In a new paper published in Light: Applied Manufacturing, a team of scientists led by Professor Peter Lehmann from the University of Kassel have developed a new model for modeling microscopic imaging under microsphere-enhanced interference microscopy.
Microspheres can be applied in microscopic imaging and measurement to overcome the resolution limit. Microspheres placed close to the surface are shown to enable a local improvement of the lateral resolution and a magnification enhancement. Microspheres can be combined with CSI to obtain electromagnetic phase information. Since the improvement of optical resolution is of great interest in many fields of application of microscopic imaging, microsphere-enhanced measurements are part of many recent experimental and theoretical publications.
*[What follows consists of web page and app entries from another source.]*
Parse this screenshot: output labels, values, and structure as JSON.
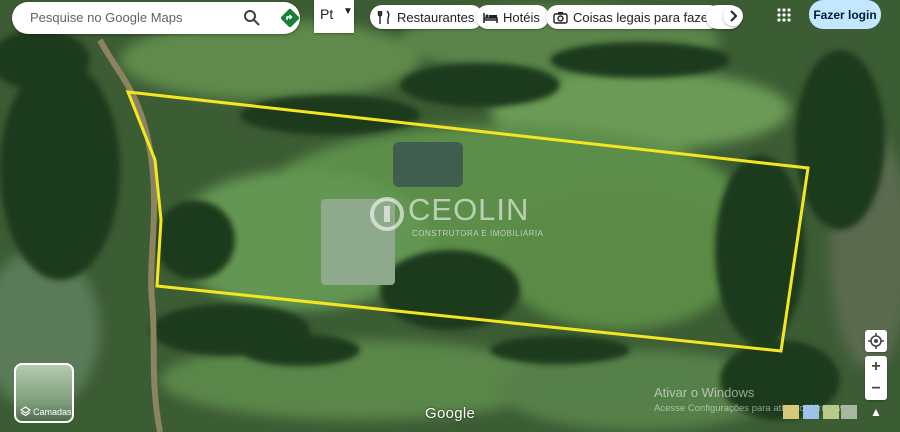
{
  "search": {
    "placeholder": "Pesquise no Google Maps",
    "search_icon": "search-icon",
    "directions_icon": "directions-icon"
  },
  "language_toggle": {
    "label": "Pt",
    "menu_icon": "chevron-down-icon"
  },
  "chips": [
    {
      "label": "Restaurantes",
      "icon": "fork-knife-icon"
    },
    {
      "label": "Hotéis",
      "icon": "bed-icon"
    },
    {
      "label": "Coisas legais para fazer",
      "icon": "camera-icon"
    }
  ],
  "chips_more_icon": "chevron-right-icon",
  "apps_icon": "apps-grid-icon",
  "login_label": "Fazer login",
  "layers": {
    "label": "Camadas",
    "icon": "layers-icon"
  },
  "brand_watermark": {
    "name": "CEOLIN",
    "subtitle": "CONSTRUTORA E IMOBILIÁRIA"
  },
  "google_logo": "Google",
  "windows_activation": {
    "title": "Ativar o Windows",
    "subtitle": "Acesse Configurações para ativar o Windows."
  },
  "controls": {
    "location_icon": "my-location-icon",
    "zoom_in": "+",
    "zoom_out": "−",
    "expand_icon": "chevron-up-icon"
  },
  "colors": {
    "boundary": "#f6e622",
    "login_bg": "#c2e7ff",
    "directions": "#188038"
  }
}
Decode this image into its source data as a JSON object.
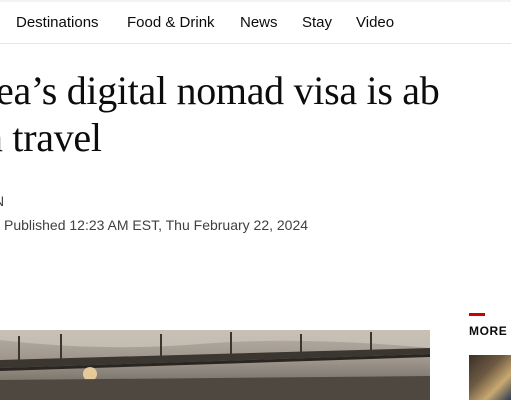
{
  "nav": {
    "items": [
      {
        "label": "Destinations"
      },
      {
        "label": "Food & Drink"
      },
      {
        "label": "News"
      },
      {
        "label": "Stay"
      },
      {
        "label": "Video"
      }
    ]
  },
  "article": {
    "headline_line1": "rea’s digital nomad visa is ab",
    "headline_line2": "n travel",
    "byline": "N",
    "published": "Published 12:23 AM EST, Thu February 22, 2024"
  },
  "sidebar": {
    "more_label": "MORE"
  },
  "colors": {
    "accent_red": "#cc0000",
    "text": "#0c0c0c",
    "muted_text": "#404040"
  }
}
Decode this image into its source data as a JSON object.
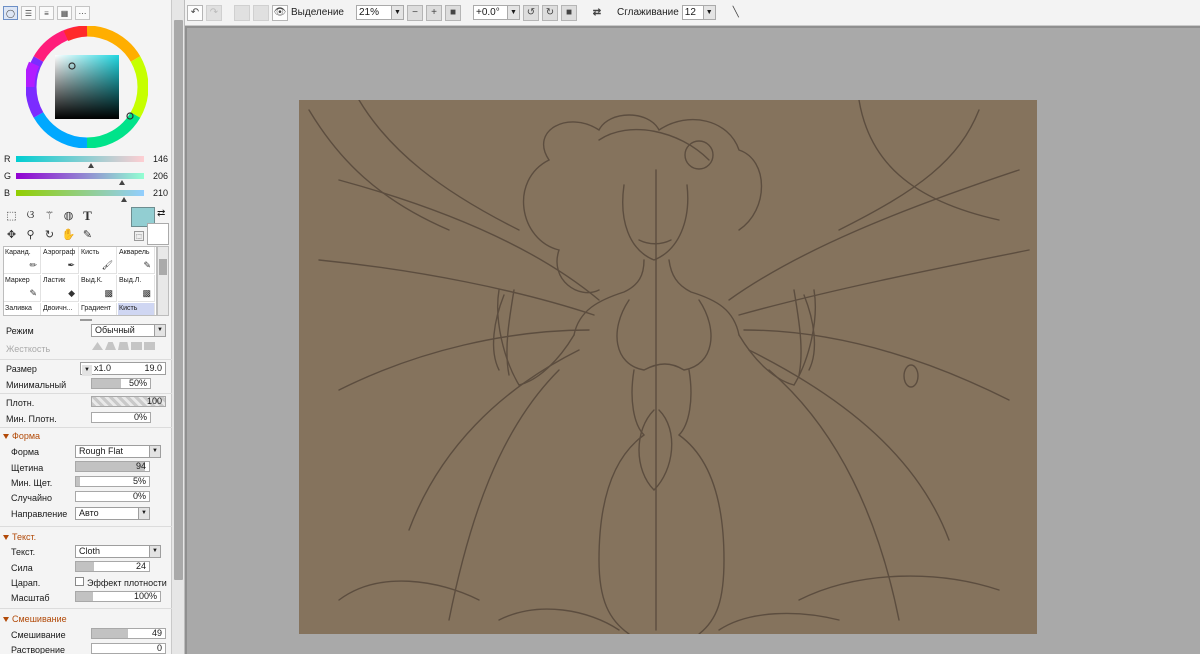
{
  "toolbar": {
    "selection_label": "Выделение",
    "zoom_value": "21%",
    "rotation_value": "+0.0°",
    "smoothing_label": "Сглаживание",
    "smoothing_value": "12"
  },
  "color": {
    "r_label": "R",
    "r_value": "146",
    "g_label": "G",
    "g_value": "206",
    "b_label": "B",
    "b_value": "210",
    "main_hex": "#92ced2",
    "secondary_hex": "#ffffff"
  },
  "brushes": [
    {
      "label": "Каранд."
    },
    {
      "label": "Аэрограф"
    },
    {
      "label": "Кисть"
    },
    {
      "label": "Акварель"
    },
    {
      "label": "Маркер"
    },
    {
      "label": "Ластик"
    },
    {
      "label": "Выд.К."
    },
    {
      "label": "Выд.Л."
    },
    {
      "label": "Заливка"
    },
    {
      "label": "Двоичн..."
    },
    {
      "label": "Градиент"
    },
    {
      "label": "Кисть"
    }
  ],
  "props": {
    "mode_label": "Режим",
    "mode_value": "Обычный",
    "hardness_label": "Жесткость",
    "size_label": "Размер",
    "size_mult": "x1.0",
    "size_value": "19.0",
    "min_label": "Минимальный",
    "min_value": "50%",
    "density_label": "Плотн.",
    "density_value": "100",
    "min_density_label": "Мин. Плотн.",
    "min_density_value": "0%"
  },
  "shape_section": {
    "title": "Форма",
    "form_label": "Форма",
    "form_value": "Rough Flat",
    "bristle_label": "Щетина",
    "bristle_value": "94",
    "min_bristle_label": "Мин. Щет.",
    "min_bristle_value": "5%",
    "random_label": "Случайно",
    "random_value": "0%",
    "direction_label": "Направление",
    "direction_value": "Авто"
  },
  "texture_section": {
    "title": "Текст.",
    "texture_label": "Текст.",
    "texture_value": "Cloth",
    "strength_label": "Сила",
    "strength_value": "24",
    "scratch_label": "Царап.",
    "density_effect_label": "Эффект плотности",
    "scale_label": "Масштаб",
    "scale_value": "100%"
  },
  "mix_section": {
    "title": "Смешивание",
    "mixing_label": "Смешивание",
    "mixing_value": "49",
    "dilution_label": "Растворение",
    "dilution_value": "0"
  },
  "canvas": {
    "background_hex": "#a9a9a9",
    "paper_hex": "#85735d",
    "line_hex": "#55473a"
  }
}
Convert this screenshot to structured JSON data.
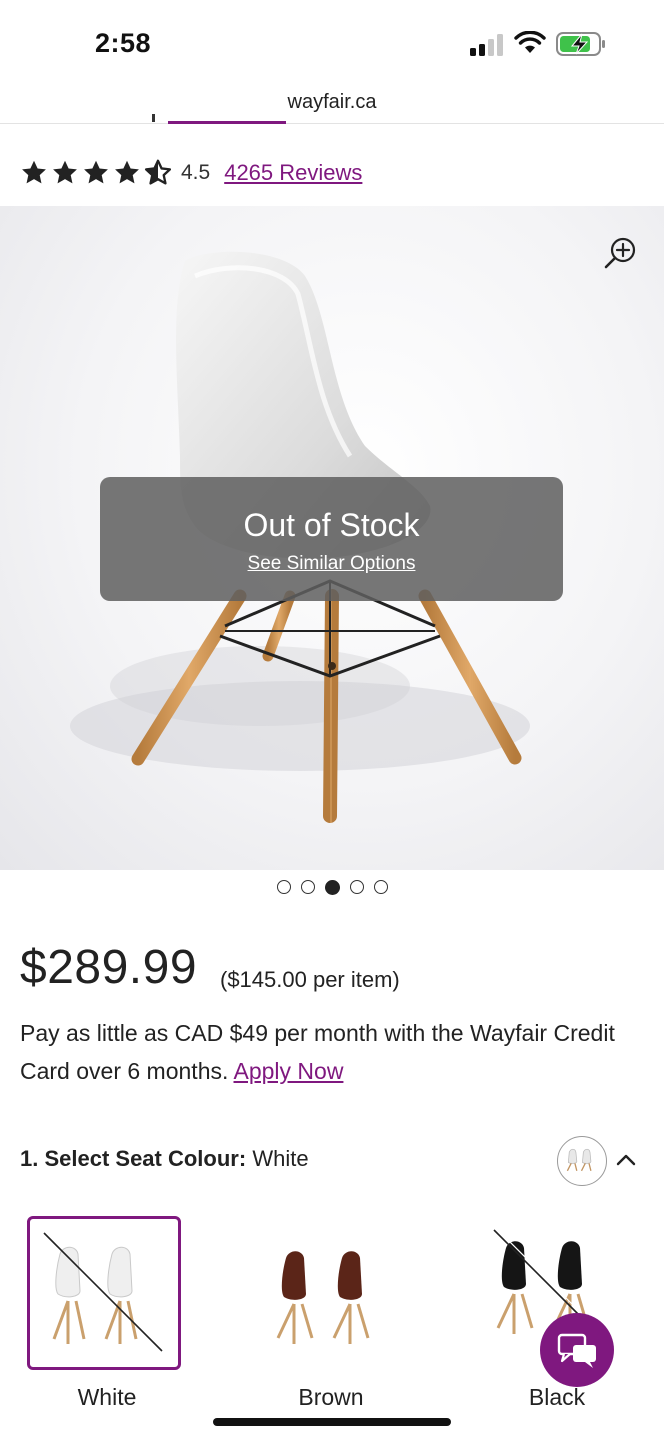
{
  "status_bar": {
    "time": "2:58"
  },
  "browser": {
    "url": "wayfair.ca"
  },
  "rating": {
    "value": "4.5",
    "reviews_text": "4265 Reviews",
    "stars_filled": 4.5,
    "stars_total": 5
  },
  "gallery": {
    "overlay_title": "Out of Stock",
    "overlay_link": "See Similar Options",
    "image_count": 5,
    "active_index": 2
  },
  "pricing": {
    "price": "$289.99",
    "per_item": "($145.00 per item)",
    "financing_text": "Pay as little as CAD $49 per month with the Wayfair Credit Card over 6 months.",
    "apply_link": "Apply Now"
  },
  "options": {
    "header_label": "1. Select Seat Colour:",
    "header_value": "White",
    "items": [
      {
        "label": "White",
        "selected": true,
        "unavailable": true
      },
      {
        "label": "Brown",
        "selected": false,
        "unavailable": false
      },
      {
        "label": "Black",
        "selected": false,
        "unavailable": true
      }
    ]
  },
  "colors": {
    "brand_purple": "#7f187f",
    "overlay_gray": "#606060"
  },
  "icons": [
    "star-icon",
    "zoom-in-icon",
    "chevron-up-icon",
    "chat-icon",
    "signal-icon",
    "wifi-icon",
    "battery-charging-icon"
  ]
}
Microspheres of high refractive index material can be combined with immersion objectives or embedded in elastomers. Microsphere-assisted measurements also apply to biological and medical objects such as viruses and sub-cellular structures or for identifying blood cells. As a result, microsphere-assisted measurements are used in many applications. Many theoretical studies are conducted to understand and analyze phenomena leading to resolution enhancement.
The research team has presented a simulation. It considers the full imaging process of a microsphere-enhanced interference microscope working in reflection mode equipped with objective lenses of high numerical aperture using a FEM calculation of the near-field scattering process. In contrast to previous theoretical models, they considered the full 3D conical Köhler illumination with incident waves and conical imaging of the scattered light field by the microsphere.
The model reliably reproduces measurement results, as demonstrated for several surface topographies measured with CSI. A first quantitative comparison with measurement results of microsphere-assisted interferometry is given. Using the model, the researchers have presented a method to qualify the resolution enhancement by a microsphere. They have demonstrated the relative improvement of the lateral resolution and have shown that the enhanced lateral magnification decreases with for high numerical apertures. In contrast, the field of view increases for larger NA values of the objective microscope lens.
Furthermore, the presented approach enables future researchers to analyze parameter influences and finding the most appropriate experimental setup depending on the shape, size, and material of the microelement as well as surrounding material to improve the resolution and profile fidelity of CSI. The model can be extended to conventional microscopy, confocal microscopy, and other optical profilers without significant effort. Therefore, the presented model can significantly contribute to a better understanding of microsphere-assisted measurement systems and improve their imaging capabilities through parameter studies.
IMAGE CREDIT: by Tobias Pahl, Lucie Hüser, Sebastian Hagemeier and Peter Lehmann